More than 50 per cent of human DNA are copies of nearly identical sequences and has been referred to as 'junk'. Read on...

tech reviews Updated: Nov 05, 2008 17:29 IST

What had been described by scientists as "junk" DNA is what gives humans their distinct identity.

More than 50 per cent of human DNA are copies of nearly identical sequences and has been referred to as 'junk.' A major source of these repeats is internal viruses that have inserted themselves throughout the genome at various times during evolution.

This research also shows that these repeats are anything but "junk DNA," since they might hold the key to some of the important physical differences that distinguish humans from all other species.

Using the latest sequencing technologies, Genome Institute Singapore (GIS) researchers showed that many transcription factors, master proteins that control the expression of other genes, bind specific repeat elements.

"Our research findings imply that these surveys must also include repeats, as they are likely to be the source of important differences between model organisms and humans," said Guillaume Bourque, GIS senior group leader and co-author of the paper.

"The better our understanding of the particularities of the human genome, the better our understanding will be of diseases and their treatments," he added.

Researchers showed that from 18 to 33 per cent of the binding sites of five key transcription factors with important roles in cancer and stem cell biology are embedded in distinctive repeat families, said a GIS release.

Over eons, these repeats were dispersed within different species, creating new regulatory sites throughout these genomes.

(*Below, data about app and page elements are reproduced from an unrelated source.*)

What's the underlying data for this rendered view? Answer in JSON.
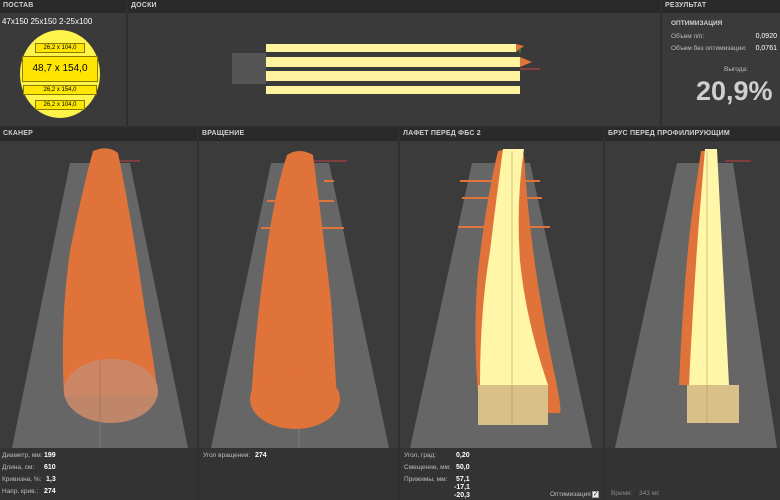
{
  "postav": {
    "header": "ПОСТАВ",
    "scheme": "47x150 25x150 2-25x100",
    "boards": [
      "26,2 x 104,0",
      "48,7 x 154,0",
      "26,2 x 154,0",
      "26,2 x 104,0"
    ]
  },
  "doski": {
    "header": "ДОСКИ"
  },
  "result": {
    "header": "РЕЗУЛЬТАТ",
    "section": "ОПТИМИЗАЦИЯ",
    "volume_label": "Объем п/п:",
    "volume_value": "0,0920",
    "volume_noopt_label": "Объем без оптимизации:",
    "volume_noopt_value": "0,0761",
    "gain_label": "Выгода:",
    "gain_value": "20,9%"
  },
  "scanner": {
    "header": "СКАНЕР",
    "diameter_label": "Диаметр, мм:",
    "diameter_value": "199",
    "length_label": "Длина, см:",
    "length_value": "610",
    "curvature_label": "Кривизна, %:",
    "curvature_value": "1,3",
    "curvdir_label": "Напр. крив.:",
    "curvdir_value": "274"
  },
  "rotation": {
    "header": "ВРАЩЕНИЕ",
    "angle_label": "Угол вращения:",
    "angle_value": "274"
  },
  "carriage": {
    "header": "ЛАФЕТ ПЕРЕД ФБС 2",
    "angle_label": "Угол, град:",
    "angle_value": "0,20",
    "shift_label": "Смещение, мм:",
    "shift_value": "50,0",
    "clamp_label": "Прижимы, мм:",
    "clamp_values": [
      "57,1",
      "-17,1",
      "-20,3"
    ],
    "optimization_label": "Оптимизация",
    "optimization_checked": "✓"
  },
  "beam": {
    "header": "БРУС ПЕРЕД ПРОФИЛИРУЮЩИМ",
    "time_label": "Время:",
    "time_value": "343 мс"
  },
  "colors": {
    "log": "#e0733a",
    "wood": "#fff3a0",
    "conveyor": "#666666"
  }
}
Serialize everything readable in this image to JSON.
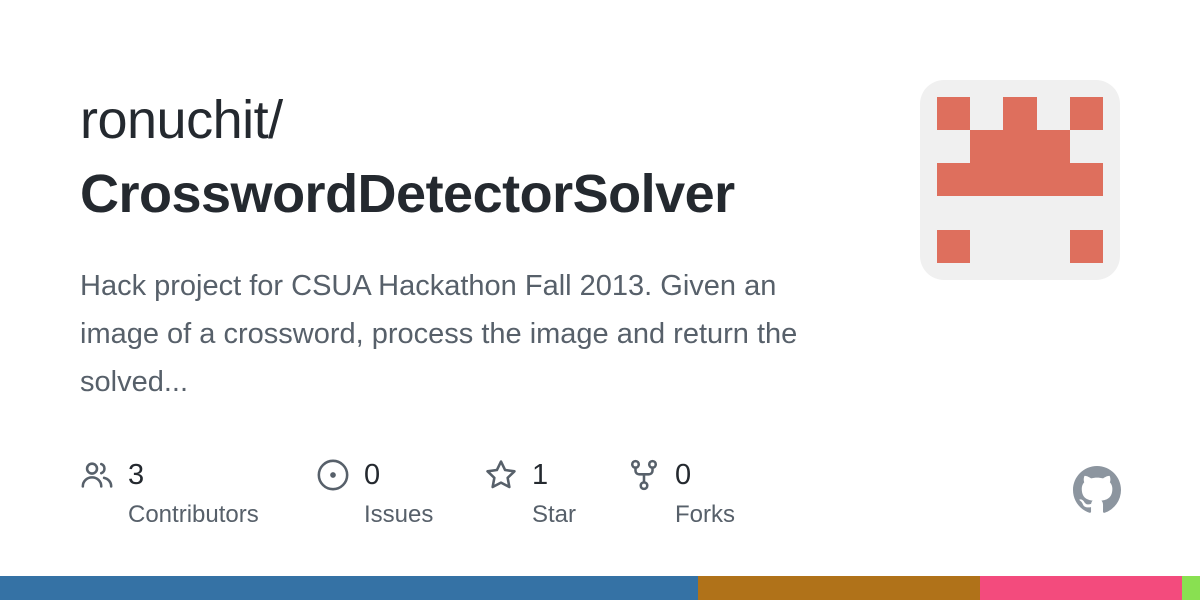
{
  "repo": {
    "owner": "ronuchit/",
    "name": "CrosswordDetectorSolver",
    "description": "Hack project for CSUA Hackathon Fall 2013. Given an image of a crossword, process the image and return the solved..."
  },
  "avatar": {
    "icon": "identicon",
    "color": "#de6f5d",
    "background": "#f0f0f0"
  },
  "stats": [
    {
      "icon": "people-icon",
      "value": "3",
      "label": "Contributors"
    },
    {
      "icon": "issue-opened-icon",
      "value": "0",
      "label": "Issues"
    },
    {
      "icon": "star-icon",
      "value": "1",
      "label": "Star"
    },
    {
      "icon": "repo-forked-icon",
      "value": "0",
      "label": "Forks"
    }
  ],
  "brand_icon": "github-mark-icon",
  "language_bar": [
    {
      "color": "#3572a5",
      "fraction": 0.582
    },
    {
      "color": "#b07219",
      "fraction": 0.235
    },
    {
      "color": "#f34b7d",
      "fraction": 0.168
    },
    {
      "color": "#89e051",
      "fraction": 0.015
    }
  ],
  "colors": {
    "title": "#24292f",
    "muted": "#57606a"
  }
}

Thus, the set of genes controlled by these transcription factors is likely to significantly differ from species to species and may be a major driver for evolution.

"The findings by Dr Bourque and his colleagues at the GIS are very exciting and represent what may be one of the major discoveries in the biology of evolution and gene regulation of the decade," said Raymond White, neurology professor at the University of California, San Francisco and chair of the GIS Scientific Advisory Board.

The paper was published Tuesday in Genome Research.